*MATERIAL FOR THIS EXERCISE:*
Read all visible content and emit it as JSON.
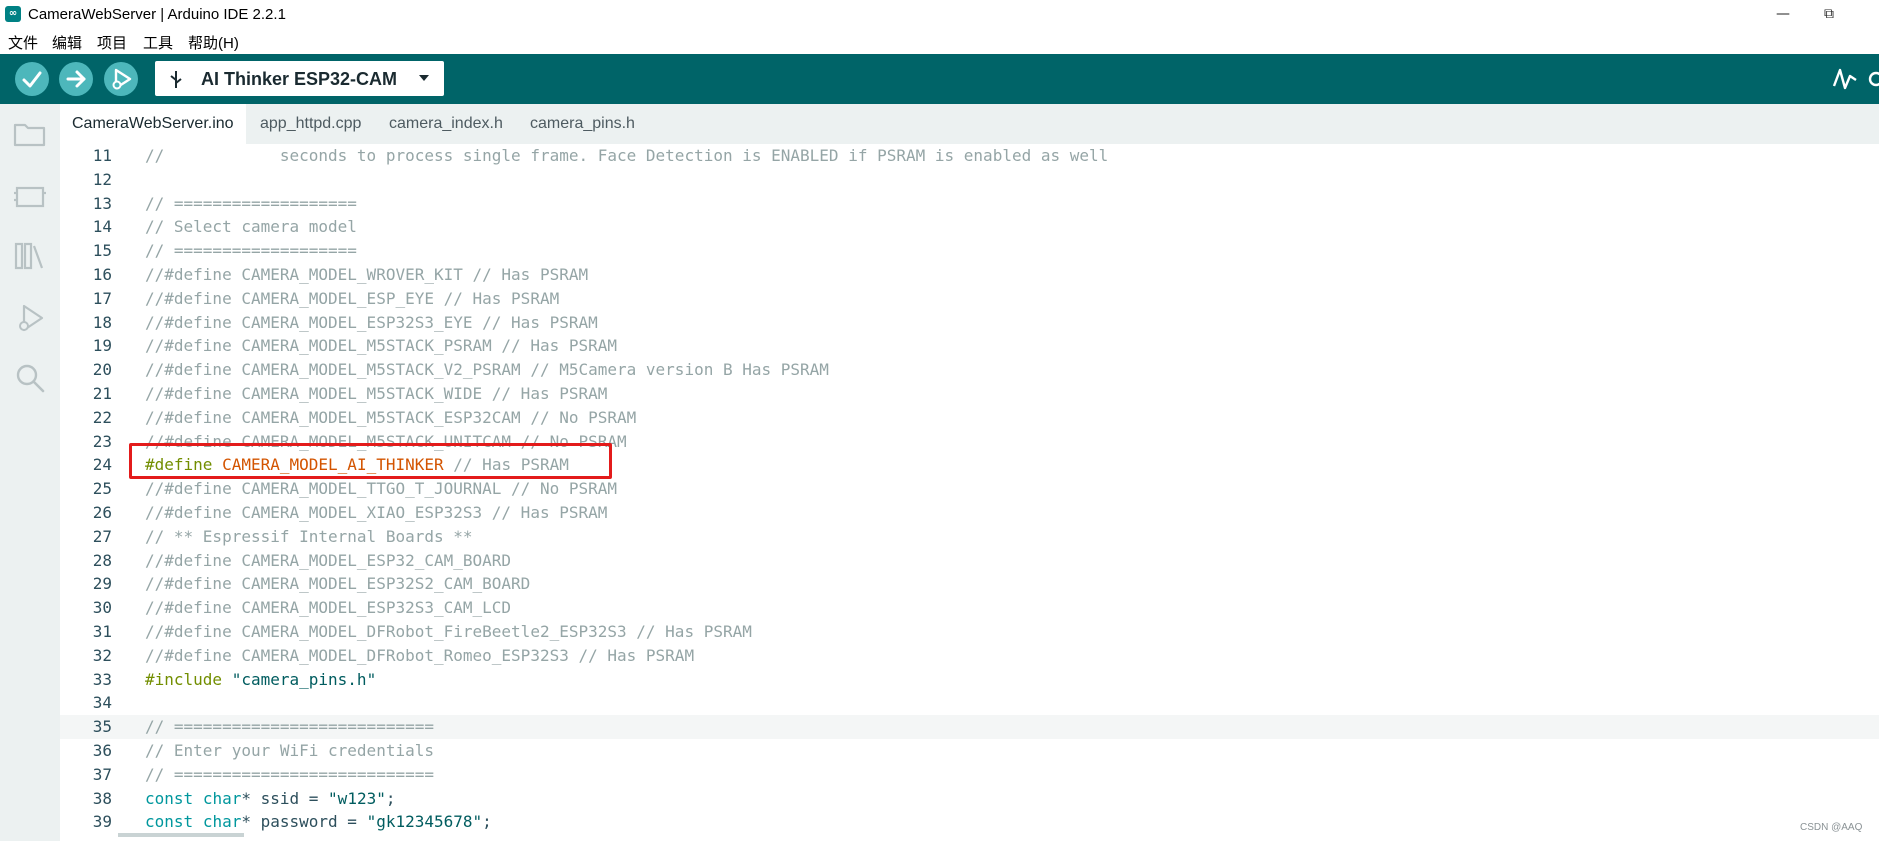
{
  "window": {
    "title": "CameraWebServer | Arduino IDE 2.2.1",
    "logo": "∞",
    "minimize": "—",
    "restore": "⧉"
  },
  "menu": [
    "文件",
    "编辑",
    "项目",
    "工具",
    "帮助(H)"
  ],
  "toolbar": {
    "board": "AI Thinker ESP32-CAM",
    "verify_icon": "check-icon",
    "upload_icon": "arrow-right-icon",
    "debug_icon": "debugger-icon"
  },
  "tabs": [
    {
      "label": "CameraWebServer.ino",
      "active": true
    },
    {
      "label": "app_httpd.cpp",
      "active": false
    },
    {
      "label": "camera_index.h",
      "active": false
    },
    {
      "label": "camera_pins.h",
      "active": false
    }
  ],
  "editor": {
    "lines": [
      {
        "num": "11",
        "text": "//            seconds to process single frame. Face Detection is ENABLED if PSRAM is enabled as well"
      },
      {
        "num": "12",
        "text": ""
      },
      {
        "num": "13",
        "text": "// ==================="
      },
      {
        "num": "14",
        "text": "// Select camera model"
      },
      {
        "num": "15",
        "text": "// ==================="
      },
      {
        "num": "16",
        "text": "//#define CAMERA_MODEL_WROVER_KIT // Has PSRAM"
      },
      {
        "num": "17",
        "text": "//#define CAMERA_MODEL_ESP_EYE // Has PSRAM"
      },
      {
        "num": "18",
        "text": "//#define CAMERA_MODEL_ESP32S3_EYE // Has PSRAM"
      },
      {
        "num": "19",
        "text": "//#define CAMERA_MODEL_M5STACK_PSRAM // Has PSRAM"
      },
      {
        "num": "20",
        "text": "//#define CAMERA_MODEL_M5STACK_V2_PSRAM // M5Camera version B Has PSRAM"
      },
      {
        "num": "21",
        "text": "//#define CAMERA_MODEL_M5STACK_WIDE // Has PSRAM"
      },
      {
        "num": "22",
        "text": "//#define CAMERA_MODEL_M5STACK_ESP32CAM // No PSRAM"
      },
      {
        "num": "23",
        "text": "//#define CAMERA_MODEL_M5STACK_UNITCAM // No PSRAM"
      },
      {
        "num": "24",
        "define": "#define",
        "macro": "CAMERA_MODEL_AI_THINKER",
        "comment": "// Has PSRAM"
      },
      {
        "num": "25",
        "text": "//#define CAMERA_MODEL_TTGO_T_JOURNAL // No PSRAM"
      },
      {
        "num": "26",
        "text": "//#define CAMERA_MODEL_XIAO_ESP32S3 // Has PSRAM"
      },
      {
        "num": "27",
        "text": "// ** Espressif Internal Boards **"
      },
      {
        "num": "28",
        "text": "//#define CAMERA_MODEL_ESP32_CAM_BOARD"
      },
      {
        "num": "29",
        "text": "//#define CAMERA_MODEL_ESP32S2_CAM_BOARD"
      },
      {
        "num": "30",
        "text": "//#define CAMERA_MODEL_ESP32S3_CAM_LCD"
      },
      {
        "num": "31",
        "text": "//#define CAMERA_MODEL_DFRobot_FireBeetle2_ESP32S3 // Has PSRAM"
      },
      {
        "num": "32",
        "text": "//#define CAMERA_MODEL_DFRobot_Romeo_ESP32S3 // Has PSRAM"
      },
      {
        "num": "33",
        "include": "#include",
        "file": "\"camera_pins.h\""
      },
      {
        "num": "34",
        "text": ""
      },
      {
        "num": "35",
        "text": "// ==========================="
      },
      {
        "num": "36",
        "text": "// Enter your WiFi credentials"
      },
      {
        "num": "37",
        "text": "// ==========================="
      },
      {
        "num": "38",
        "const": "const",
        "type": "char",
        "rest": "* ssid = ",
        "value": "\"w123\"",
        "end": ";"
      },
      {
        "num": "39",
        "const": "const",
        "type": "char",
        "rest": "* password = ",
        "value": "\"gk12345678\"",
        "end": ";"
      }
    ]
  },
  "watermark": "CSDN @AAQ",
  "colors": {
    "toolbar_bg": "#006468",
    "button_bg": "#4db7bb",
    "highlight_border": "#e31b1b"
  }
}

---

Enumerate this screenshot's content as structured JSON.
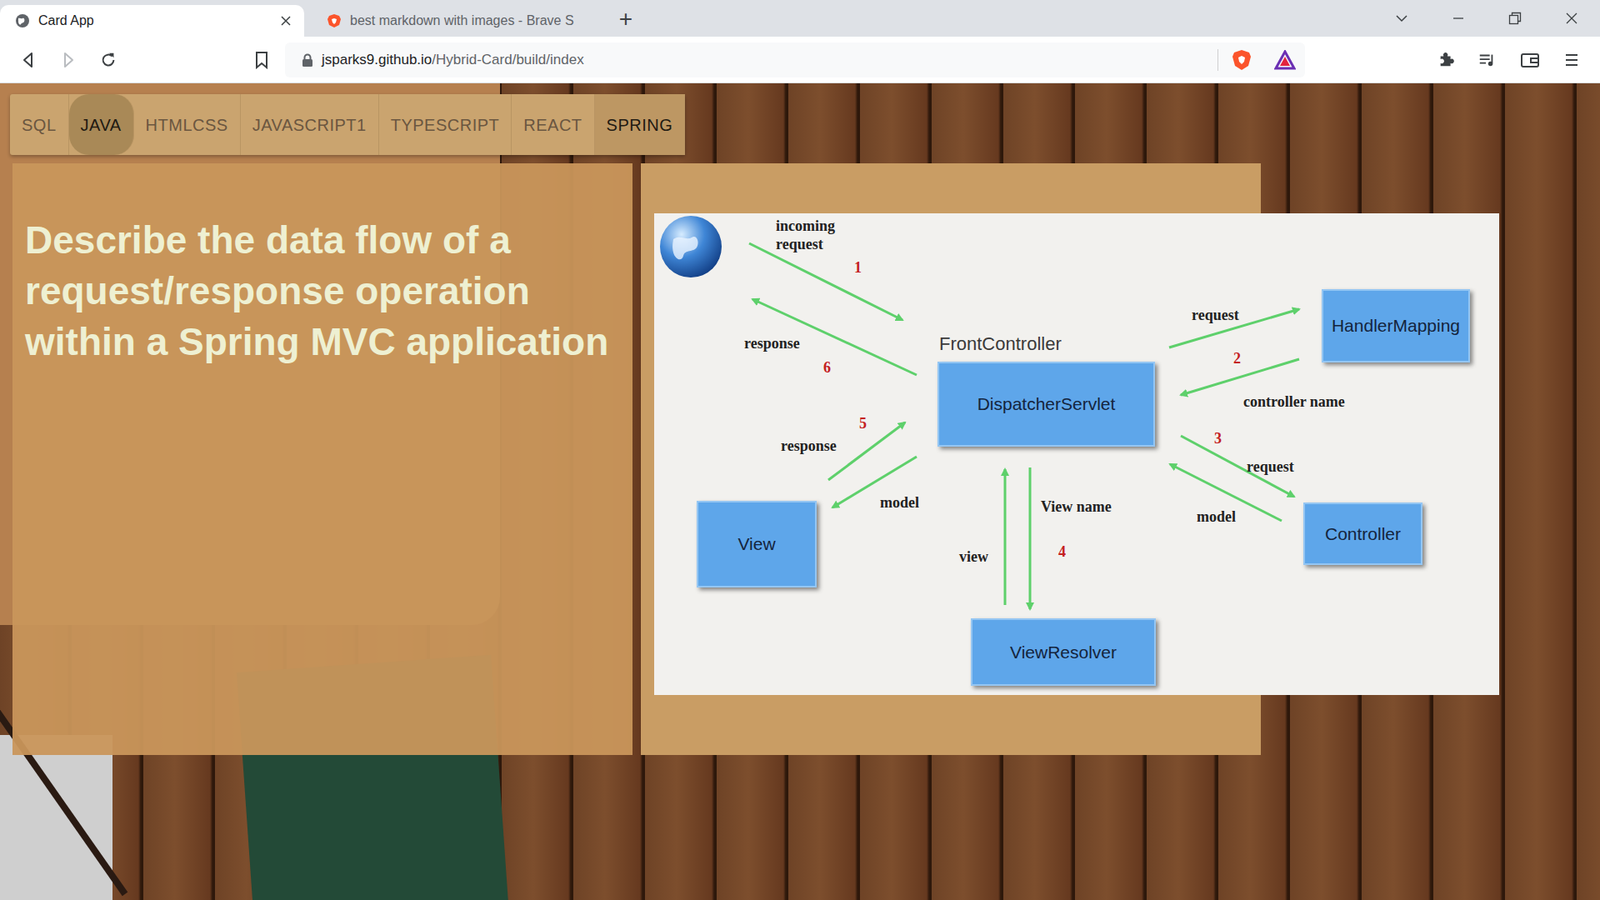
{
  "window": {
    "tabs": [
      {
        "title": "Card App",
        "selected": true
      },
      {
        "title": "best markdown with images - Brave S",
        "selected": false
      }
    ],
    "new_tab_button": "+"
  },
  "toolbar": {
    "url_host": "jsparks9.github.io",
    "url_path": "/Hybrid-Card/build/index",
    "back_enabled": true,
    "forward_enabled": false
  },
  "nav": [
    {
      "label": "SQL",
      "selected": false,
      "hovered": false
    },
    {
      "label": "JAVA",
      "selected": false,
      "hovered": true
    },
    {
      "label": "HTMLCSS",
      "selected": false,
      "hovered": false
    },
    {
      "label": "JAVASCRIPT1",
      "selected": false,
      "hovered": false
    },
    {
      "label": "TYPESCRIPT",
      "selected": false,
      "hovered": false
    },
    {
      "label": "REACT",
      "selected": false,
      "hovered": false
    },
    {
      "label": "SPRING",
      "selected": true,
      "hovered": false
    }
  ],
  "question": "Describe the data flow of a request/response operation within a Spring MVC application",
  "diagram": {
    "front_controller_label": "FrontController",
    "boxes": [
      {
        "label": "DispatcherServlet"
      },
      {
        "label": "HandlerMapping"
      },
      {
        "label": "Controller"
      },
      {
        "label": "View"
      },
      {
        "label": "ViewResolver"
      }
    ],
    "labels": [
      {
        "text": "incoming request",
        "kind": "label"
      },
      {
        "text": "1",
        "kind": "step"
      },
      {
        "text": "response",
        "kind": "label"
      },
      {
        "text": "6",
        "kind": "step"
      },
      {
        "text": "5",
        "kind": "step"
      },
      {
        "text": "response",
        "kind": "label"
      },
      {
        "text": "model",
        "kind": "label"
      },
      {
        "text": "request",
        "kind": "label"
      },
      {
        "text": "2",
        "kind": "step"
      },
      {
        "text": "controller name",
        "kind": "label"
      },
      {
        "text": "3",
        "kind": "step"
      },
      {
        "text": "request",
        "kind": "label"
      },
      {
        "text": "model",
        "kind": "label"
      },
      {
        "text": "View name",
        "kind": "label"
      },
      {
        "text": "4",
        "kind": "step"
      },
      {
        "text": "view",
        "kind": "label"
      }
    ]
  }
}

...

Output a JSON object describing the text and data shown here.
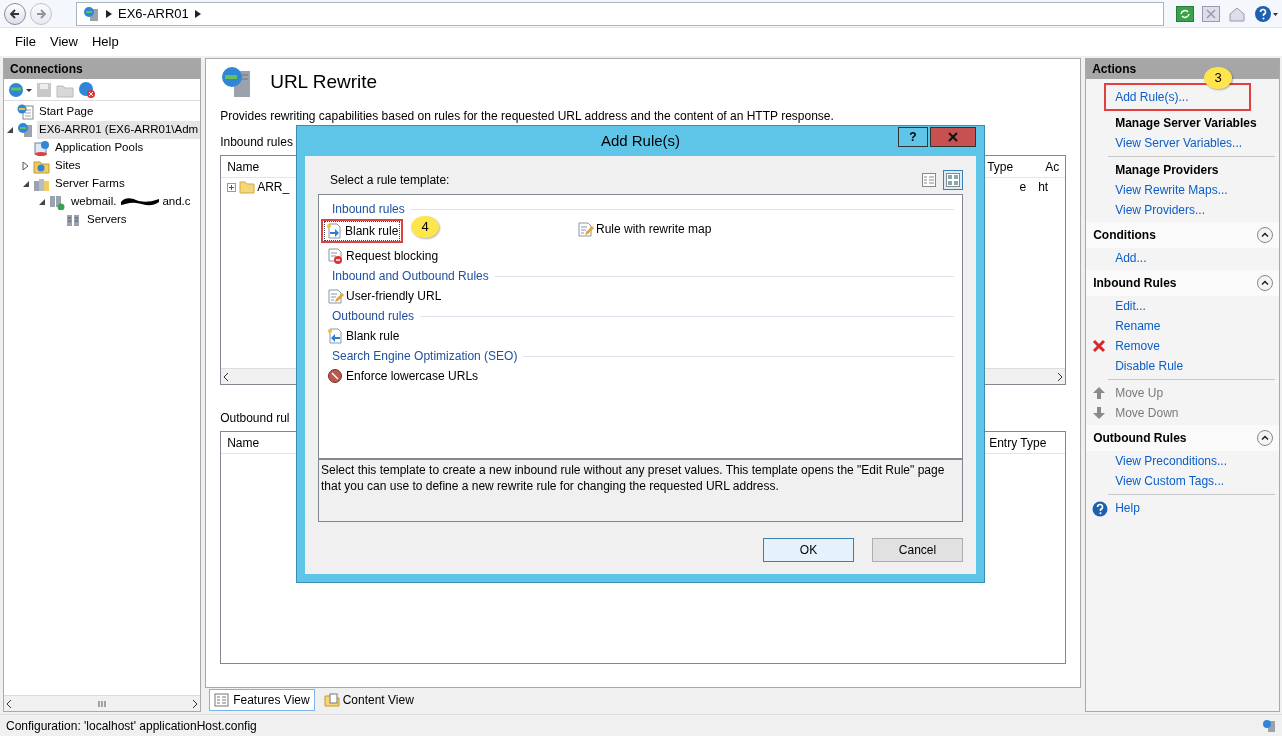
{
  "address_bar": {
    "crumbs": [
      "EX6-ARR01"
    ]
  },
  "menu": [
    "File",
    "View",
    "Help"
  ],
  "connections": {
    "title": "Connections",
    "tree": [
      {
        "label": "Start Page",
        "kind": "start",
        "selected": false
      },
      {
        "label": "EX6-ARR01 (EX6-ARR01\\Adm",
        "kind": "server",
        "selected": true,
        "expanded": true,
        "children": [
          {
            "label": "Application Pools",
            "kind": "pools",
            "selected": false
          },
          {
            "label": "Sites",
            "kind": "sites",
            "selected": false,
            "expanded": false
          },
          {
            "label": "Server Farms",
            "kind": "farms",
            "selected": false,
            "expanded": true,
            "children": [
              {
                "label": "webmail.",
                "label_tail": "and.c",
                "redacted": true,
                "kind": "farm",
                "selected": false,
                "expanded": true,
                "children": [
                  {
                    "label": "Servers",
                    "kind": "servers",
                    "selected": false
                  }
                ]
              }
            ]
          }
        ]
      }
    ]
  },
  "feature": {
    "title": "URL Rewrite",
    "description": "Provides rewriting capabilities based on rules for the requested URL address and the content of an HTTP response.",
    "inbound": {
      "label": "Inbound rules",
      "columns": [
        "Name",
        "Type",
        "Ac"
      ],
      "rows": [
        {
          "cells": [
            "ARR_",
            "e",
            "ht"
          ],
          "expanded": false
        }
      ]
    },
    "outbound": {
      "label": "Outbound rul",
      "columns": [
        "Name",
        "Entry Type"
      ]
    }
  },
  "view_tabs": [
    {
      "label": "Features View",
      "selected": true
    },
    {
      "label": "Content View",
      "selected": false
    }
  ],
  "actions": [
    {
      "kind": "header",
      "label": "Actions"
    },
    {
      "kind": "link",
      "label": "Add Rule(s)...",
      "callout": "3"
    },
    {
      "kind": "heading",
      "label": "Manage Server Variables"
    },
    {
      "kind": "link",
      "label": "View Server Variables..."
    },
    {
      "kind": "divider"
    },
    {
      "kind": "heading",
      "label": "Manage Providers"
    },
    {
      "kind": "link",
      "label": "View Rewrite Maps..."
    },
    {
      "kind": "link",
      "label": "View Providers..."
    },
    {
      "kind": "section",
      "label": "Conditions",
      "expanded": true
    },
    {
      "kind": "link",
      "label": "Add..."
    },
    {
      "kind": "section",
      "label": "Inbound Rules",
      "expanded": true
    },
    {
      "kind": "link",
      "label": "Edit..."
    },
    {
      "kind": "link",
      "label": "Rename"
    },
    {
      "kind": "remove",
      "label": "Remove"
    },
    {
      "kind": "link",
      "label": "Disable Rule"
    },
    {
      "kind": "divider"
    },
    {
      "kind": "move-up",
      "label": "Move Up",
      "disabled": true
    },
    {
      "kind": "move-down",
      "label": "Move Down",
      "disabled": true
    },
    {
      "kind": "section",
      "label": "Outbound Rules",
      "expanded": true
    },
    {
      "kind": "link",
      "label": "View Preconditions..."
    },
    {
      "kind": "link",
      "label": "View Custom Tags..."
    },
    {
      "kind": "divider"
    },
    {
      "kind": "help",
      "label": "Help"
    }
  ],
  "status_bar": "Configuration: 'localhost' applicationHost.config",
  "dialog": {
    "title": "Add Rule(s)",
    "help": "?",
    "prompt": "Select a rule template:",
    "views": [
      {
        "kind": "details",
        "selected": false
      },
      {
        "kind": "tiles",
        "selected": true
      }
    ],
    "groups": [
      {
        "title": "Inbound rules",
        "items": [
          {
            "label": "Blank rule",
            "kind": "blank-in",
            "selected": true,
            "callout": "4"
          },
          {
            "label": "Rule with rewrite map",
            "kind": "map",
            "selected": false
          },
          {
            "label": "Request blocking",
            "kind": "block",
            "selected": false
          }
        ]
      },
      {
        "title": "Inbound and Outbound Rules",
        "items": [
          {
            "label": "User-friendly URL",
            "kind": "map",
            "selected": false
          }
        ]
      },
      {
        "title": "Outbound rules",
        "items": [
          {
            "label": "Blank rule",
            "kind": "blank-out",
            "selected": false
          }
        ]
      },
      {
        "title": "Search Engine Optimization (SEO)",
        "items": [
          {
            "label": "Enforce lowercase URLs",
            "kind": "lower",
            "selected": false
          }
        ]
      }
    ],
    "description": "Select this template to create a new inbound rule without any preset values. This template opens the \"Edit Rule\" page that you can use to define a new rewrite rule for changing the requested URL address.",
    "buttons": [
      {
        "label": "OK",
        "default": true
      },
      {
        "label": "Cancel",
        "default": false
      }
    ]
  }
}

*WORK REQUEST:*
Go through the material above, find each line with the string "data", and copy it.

*RESPONSE FOR THIS EXERCISE:*
  "question": "Describe the data flow of a request/response operation within a Spring MVC application",
Output a JSON object describing the text and data shown here.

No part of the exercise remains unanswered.